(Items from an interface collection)
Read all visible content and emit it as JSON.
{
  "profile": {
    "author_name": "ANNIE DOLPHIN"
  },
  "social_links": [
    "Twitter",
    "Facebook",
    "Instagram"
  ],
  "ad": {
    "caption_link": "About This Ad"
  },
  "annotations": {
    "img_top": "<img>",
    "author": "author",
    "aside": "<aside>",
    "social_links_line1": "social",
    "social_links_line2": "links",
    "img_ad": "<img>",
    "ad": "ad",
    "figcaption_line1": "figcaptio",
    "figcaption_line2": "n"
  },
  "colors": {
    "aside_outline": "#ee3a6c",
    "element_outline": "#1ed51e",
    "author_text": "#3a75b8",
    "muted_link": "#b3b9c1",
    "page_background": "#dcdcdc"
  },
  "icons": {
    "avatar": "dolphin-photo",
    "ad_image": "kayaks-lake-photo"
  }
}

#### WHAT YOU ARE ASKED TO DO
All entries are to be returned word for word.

#### EXERCISE RESULT
Read all visible content and emit it as JSON.
{
  "profile": {
    "author_name": "ANNIE DOLPHIN"
  },
  "social_links": [
    "Twitter",
    "Facebook",
    "Instagram"
  ],
  "ad": {
    "caption_link": "About This Ad"
  },
  "annotations": {
    "img_top": "<img>",
    "author": "author",
    "aside": "<aside>",
    "social_links_line1": "social",
    "social_links_line2": "links",
    "img_ad": "<img>",
    "ad": "ad",
    "figcaption_line1": "figcaptio",
    "figcaption_line2": "n"
  },
  "colors": {
    "aside_outline": "#ee3a6c",
    "element_outline": "#1ed51e",
    "author_text": "#3a75b8",
    "muted_link": "#b3b9c1",
    "page_background": "#dcdcdc"
  },
  "icons": {
    "avatar": "dolphin-photo",
    "ad_image": "kayaks-lake-photo"
  }
}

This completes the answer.